Seoul, South Korea
- More about your oliver guide: Sarah Collins
- Trip type: Adult, Group getaway, Solo, City
- Activity level: moderate
- Ideal length of trip: 3-4 days
to & from
I flew here from Hong Kong which was a breeze and back to SFO non-stop 10 hours. Traffic can be a challenge in Seoul so give yourself extra time to get into town and if possible, avoid rush hour.
We stayed at the Westin which was central and had all of the necessary amenities. There is a Four Seasons available and The Shilla Seoul was highly recommended.
eat and drink
The food in Korea says so much about the culture and history of the country. It is largely vegetarian and Korean BBQ is a fairly new thing that came about in the 80’s, with the influx of money, came more meat. Kimchi is served at almost every meal and there are endless varieties. Bibimbap and Jeon (savory, pan fried pancakes) are staples.
Street food is the best way to experience the culture of Seoul. Gwangjang market is one of the most amazing street food expereinces one could hope for.
Coffee shops are everywhere is Seoul. The living spaces are very small and Korean generally don’t entertain in their home so most meetups occur in numerous coffee shops. There are so many that they go to extremes to differentiate themselves.
Koreans have an affinity for beer but in addition, there are several liquors that are in abundance. Soju and makgeoli are the two most popular. Sool Gallery in Gangnam is run by the state and will host you either by walk-in or a once daily in-depth tasting by appointment that is meant to educate tourists and introduce them to local breweries.
- C Through Coffee shop for the most instagrammable cup of joe you're likely to have in this lifetime. Black Essence Coffee Shop is another serious roastery and shop.
- Nagawan Market - oldest market in the city
- If you're looking for a sceney restaraunt, check out SMT Seoul. Fancy: Pierre Gagnaire a Seoul.
Buckchon was my favorite part of the city. It’s a very old neighborhood with preserved homes called Hanoks. There are tons of artisanal shops and my favorites were:
Space D9 – art gallery
Ganhand – handmade scents and candles
Haren and Fox and Wolf – clothing
Gentle Monster – South Korean eye-wear brand whose store is in a renovated public bathhouse. The store is so beautiful, it’s almost like visiting a mini-museum.
Also, there is a street called masters alley where you can learn to make traditional Korean handicrafts.
- Find a shop that will hand carve a stamp for you as a lovely gift or souvenir.
- Gyeongbokgung Palace - Crowded with tourists dressed in traditional Hanboks.
- Walk around Insadong and while there, check out Ssamjigil. It's a small mall filled with local up and coming designers.
If possible, the first thing you should do is book a food tour with Veronica at Gastro Tour Seoul. It is a lovely way to get introduced to some of the history of the country and also see some of the sights mentioned above. Veronica is extremely knowledgeable about foods around the world and has quite the background. Hands Down – do not miss. www.gastrotourseoul.com

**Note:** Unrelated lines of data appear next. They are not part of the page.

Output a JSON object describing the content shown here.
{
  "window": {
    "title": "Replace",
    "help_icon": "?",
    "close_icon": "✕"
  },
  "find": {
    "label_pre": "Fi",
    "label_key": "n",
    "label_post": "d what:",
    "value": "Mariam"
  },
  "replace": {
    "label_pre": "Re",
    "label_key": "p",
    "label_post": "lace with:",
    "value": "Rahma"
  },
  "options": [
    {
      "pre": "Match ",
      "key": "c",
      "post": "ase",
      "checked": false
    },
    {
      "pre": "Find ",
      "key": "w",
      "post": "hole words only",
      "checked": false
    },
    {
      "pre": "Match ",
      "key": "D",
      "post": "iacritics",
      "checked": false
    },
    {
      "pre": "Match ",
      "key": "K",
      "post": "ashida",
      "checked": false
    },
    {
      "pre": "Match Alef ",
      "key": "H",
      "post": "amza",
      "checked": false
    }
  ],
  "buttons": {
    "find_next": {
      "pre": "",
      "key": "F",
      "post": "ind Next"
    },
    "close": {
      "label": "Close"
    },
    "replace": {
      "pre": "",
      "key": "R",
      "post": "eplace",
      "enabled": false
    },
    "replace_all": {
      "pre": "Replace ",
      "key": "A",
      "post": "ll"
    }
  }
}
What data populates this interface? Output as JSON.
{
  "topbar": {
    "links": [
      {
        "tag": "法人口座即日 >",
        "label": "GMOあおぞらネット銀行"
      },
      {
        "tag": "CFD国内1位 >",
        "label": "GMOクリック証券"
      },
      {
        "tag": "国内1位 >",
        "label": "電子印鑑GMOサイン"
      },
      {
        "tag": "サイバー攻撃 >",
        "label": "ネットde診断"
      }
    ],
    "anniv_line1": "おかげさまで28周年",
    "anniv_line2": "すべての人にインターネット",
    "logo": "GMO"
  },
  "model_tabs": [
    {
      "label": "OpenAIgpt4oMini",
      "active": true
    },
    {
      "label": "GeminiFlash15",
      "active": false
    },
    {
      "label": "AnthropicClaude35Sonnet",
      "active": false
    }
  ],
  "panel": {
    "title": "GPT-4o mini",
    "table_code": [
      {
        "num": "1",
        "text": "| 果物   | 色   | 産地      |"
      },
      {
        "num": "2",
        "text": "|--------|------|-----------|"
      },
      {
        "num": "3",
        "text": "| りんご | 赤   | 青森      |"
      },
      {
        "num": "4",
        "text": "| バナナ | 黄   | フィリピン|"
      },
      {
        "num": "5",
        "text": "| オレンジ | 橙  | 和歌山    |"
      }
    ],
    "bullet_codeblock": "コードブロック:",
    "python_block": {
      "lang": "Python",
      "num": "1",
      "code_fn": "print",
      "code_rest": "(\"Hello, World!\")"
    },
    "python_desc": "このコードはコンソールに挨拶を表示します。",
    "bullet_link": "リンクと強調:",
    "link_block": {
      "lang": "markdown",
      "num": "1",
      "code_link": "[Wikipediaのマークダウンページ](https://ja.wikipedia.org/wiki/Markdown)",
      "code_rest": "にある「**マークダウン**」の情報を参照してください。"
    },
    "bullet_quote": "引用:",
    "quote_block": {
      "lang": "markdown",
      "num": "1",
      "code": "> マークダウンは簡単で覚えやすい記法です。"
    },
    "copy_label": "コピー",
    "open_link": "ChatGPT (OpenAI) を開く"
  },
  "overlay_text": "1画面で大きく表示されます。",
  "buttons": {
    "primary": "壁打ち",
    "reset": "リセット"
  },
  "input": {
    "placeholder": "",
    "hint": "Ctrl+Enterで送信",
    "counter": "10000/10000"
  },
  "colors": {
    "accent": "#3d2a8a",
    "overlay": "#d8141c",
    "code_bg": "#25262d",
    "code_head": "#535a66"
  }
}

The neighborhood of Gangnam can be a little misleading. We were initially dropped off by the main transportation station which felt a lot like a giant shopping area. You have to wander a bit North to get to the area that is more interesting with better shops and restaurants. Ask the hotel for guidance before you set out.
- Have a Korean BBQ meal at Maple Tree then head out for a night on the town in the same neighborhood of Itaewon. District is a good choice for a lounge

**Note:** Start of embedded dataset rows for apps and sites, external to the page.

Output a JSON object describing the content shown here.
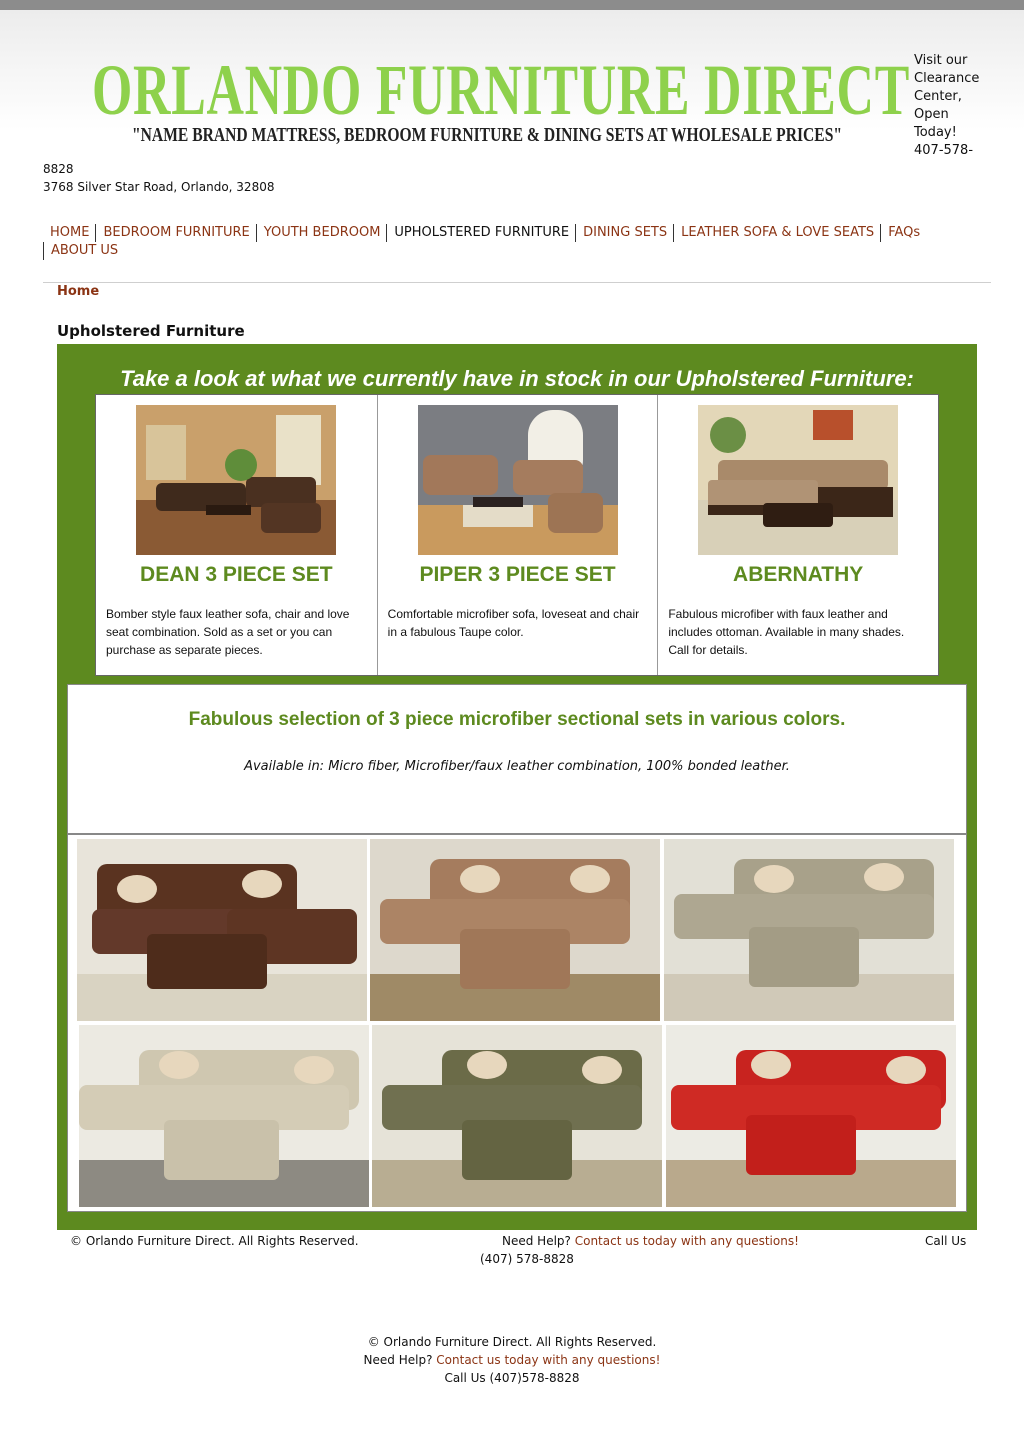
{
  "header": {
    "logo": "ORLANDO FURNITURE DIRECT",
    "tagline": "\"NAME BRAND MATTRESS, BEDROOM FURNITURE & DINING SETS AT WHOLESALE PRICES\"",
    "visit_lines": [
      "Visit our",
      "Clearance",
      "Center,",
      "Open",
      "Today!",
      "407-578-"
    ],
    "phone_tail": "8828",
    "address": "3768 Silver Star Road, Orlando, 32808"
  },
  "nav": {
    "items": [
      {
        "label": "HOME"
      },
      {
        "label": "BEDROOM FURNITURE"
      },
      {
        "label": "YOUTH BEDROOM"
      },
      {
        "label": "UPHOLSTERED FURNITURE"
      },
      {
        "label": "DINING SETS"
      },
      {
        "label": "LEATHER SOFA & LOVE SEATS"
      },
      {
        "label": "FAQs"
      },
      {
        "label": "ABOUT US"
      }
    ]
  },
  "breadcrumb": "Home",
  "page_title": "Upholstered Furniture",
  "stock_heading": "Take a look at what we currently have in stock in our Upholstered Furniture:",
  "products": [
    {
      "name": "DEAN 3 PIECE SET",
      "desc": "Bomber style faux leather sofa, chair and love seat combination. Sold as a set or you can purchase as separate pieces."
    },
    {
      "name": "PIPER 3 PIECE SET",
      "desc": "Comfortable microfiber sofa, loveseat and chair in a fabulous Taupe color."
    },
    {
      "name": "ABERNATHY",
      "desc": "Fabulous microfiber with faux leather and includes ottoman. Available in many shades. Call for details."
    }
  ],
  "selection": {
    "heading": "Fabulous selection of 3 piece microfiber sectional sets in various colors.",
    "available": "Available in: Micro fiber, Microfiber/faux leather combination, 100% bonded leather."
  },
  "colors": {
    "green": "#5d8a1f",
    "logo_green": "#8ed14c",
    "link": "#8b3414",
    "sofa_colors": [
      "#5a3320",
      "#a57c5e",
      "#a8a18a",
      "#cfc7b0",
      "#6b6b48",
      "#c8231f"
    ]
  },
  "footer": {
    "copyright": "© Orlando Furniture Direct. All Rights Reserved.",
    "need_help": "Need Help?",
    "contact_link": "Contact us today with any questions!",
    "call_us": "Call Us",
    "phone": "(407) 578-8828",
    "bottom_call": "Call Us (407)578-8828"
  }
}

- PP Seoul is a lovely rooftop bar in a neighborhood area - great spot for an afternoon cocktail on a nice day.
- April is a great time of year to visit. The weather is similar to San Francisco and the blooming cherry blossoms make everything that much more beautiful.
- Very few taxi drivers speak English and the first one who picked me up at the airport was amazing. He is also available for private hire at $25/hr AND has free WiFi. email@example.com He's also on what'sApp +82-10-9023-5066
Seoul is a city that is very spread out with a lot of traffic. Try your best to plan accordingly to avoid schlepping all over.
DMZ tour is a maybe. While interesting, it feels like a “tour” and is a pretty big time commitment.
Uber doesn’t really work here and taxi drivers are plentiful but do not speak English. Help yourself by getting the hotel concierge to write down your destinations for the drivers.